BEGIN TASK MATERIAL

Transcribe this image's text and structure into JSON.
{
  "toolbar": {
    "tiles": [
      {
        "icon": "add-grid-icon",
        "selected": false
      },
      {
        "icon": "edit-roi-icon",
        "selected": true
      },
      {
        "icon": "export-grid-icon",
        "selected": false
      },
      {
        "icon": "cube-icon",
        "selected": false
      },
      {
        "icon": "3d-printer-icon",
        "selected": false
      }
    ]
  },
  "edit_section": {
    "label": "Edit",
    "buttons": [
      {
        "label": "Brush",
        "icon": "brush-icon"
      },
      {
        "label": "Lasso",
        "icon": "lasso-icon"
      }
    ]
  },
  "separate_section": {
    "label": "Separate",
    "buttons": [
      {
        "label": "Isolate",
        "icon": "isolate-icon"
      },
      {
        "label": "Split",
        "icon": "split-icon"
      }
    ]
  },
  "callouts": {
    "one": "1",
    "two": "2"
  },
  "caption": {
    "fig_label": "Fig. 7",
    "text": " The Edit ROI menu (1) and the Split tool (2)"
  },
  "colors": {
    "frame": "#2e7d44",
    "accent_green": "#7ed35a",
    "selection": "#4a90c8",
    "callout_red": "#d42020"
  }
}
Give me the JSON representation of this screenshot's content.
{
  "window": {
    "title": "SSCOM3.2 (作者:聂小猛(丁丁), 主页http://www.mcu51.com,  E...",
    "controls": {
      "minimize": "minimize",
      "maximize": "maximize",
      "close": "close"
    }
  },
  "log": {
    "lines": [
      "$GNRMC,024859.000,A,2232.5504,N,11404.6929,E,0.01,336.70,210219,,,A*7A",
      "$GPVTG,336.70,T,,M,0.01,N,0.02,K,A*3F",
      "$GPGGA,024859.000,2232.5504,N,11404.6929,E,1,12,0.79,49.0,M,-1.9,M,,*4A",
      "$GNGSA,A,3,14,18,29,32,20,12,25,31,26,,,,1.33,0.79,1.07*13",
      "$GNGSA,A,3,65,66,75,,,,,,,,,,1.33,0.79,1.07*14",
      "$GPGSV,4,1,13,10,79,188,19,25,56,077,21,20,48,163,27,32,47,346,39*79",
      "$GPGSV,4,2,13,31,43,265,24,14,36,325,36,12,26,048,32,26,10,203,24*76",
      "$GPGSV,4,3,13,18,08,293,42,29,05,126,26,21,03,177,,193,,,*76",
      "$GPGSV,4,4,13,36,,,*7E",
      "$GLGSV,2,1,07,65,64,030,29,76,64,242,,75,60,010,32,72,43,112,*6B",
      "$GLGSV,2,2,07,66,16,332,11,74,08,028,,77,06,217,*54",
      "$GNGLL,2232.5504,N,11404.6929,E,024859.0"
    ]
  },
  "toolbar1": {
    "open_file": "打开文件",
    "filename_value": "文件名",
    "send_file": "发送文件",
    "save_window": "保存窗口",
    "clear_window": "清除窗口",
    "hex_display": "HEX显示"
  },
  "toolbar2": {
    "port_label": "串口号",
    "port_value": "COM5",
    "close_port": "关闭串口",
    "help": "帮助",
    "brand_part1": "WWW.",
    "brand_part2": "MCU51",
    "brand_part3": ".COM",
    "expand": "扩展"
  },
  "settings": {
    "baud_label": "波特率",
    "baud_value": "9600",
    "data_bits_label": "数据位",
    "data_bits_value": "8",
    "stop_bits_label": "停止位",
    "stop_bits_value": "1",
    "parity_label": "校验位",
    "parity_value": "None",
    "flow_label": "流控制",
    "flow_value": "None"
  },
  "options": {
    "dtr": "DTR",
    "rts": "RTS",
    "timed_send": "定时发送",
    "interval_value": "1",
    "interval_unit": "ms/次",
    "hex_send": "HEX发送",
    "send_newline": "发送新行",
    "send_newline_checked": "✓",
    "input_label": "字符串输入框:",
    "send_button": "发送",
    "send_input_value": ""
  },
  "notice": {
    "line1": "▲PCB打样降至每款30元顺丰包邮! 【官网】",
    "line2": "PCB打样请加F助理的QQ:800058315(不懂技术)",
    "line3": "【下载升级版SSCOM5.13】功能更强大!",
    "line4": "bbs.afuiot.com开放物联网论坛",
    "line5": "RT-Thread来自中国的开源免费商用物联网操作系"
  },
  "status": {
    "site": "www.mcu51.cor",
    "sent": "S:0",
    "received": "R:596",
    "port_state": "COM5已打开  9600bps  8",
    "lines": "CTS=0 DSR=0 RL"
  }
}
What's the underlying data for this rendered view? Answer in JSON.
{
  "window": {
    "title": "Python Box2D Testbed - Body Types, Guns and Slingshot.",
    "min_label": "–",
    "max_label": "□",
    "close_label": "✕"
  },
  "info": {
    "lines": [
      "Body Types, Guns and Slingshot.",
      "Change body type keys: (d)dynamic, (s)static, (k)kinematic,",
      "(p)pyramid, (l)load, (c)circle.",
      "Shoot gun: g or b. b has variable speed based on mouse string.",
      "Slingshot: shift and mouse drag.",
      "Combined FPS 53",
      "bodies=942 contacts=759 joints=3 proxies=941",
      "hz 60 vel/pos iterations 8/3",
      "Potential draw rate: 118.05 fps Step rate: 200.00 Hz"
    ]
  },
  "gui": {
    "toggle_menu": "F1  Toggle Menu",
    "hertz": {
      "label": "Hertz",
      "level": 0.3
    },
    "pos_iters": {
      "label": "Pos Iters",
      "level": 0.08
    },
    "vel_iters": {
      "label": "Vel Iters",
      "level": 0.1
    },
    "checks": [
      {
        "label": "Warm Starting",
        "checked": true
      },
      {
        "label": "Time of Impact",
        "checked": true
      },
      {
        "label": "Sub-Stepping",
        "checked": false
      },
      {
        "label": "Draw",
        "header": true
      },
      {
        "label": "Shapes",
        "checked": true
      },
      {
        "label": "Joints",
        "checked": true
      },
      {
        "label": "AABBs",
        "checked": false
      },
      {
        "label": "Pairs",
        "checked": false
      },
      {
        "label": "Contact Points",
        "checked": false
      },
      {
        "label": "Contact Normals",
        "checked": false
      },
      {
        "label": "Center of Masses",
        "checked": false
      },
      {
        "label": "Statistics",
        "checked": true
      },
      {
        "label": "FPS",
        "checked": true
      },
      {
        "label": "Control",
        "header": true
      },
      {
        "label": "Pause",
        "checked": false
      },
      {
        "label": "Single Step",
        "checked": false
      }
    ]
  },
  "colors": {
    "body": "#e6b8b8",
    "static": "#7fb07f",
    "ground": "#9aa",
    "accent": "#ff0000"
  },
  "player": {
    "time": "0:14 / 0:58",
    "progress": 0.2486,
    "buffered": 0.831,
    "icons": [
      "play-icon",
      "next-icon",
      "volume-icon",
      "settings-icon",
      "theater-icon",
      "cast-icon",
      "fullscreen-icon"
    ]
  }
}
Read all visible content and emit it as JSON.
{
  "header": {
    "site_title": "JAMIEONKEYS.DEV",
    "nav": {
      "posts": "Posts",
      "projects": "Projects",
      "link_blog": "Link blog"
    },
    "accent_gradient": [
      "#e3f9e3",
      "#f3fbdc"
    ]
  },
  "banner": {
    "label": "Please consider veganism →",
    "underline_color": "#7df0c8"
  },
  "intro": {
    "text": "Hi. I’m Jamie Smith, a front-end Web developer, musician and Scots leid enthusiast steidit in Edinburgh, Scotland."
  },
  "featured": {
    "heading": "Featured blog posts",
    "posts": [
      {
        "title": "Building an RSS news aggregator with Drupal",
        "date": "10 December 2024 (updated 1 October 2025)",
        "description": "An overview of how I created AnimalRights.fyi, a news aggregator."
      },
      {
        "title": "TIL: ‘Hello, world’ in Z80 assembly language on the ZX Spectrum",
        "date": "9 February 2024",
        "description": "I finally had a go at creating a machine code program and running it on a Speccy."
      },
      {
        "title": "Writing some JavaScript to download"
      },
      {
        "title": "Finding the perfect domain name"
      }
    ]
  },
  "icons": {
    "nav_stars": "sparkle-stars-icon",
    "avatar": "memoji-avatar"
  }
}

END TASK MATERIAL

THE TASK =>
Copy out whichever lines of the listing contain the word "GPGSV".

THE ANSWER =>
      "$GPGSV,4,1,13,10,79,188,19,25,56,077,21,20,48,163,27,32,47,346,39*79",
      "$GPGSV,4,2,13,31,43,265,24,14,36,325,36,12,26,048,32,26,10,203,24*76",
      "$GPGSV,4,3,13,18,08,293,42,29,05,126,26,21,03,177,,193,,,*76",
      "$GPGSV,4,4,13,36,,,*7E",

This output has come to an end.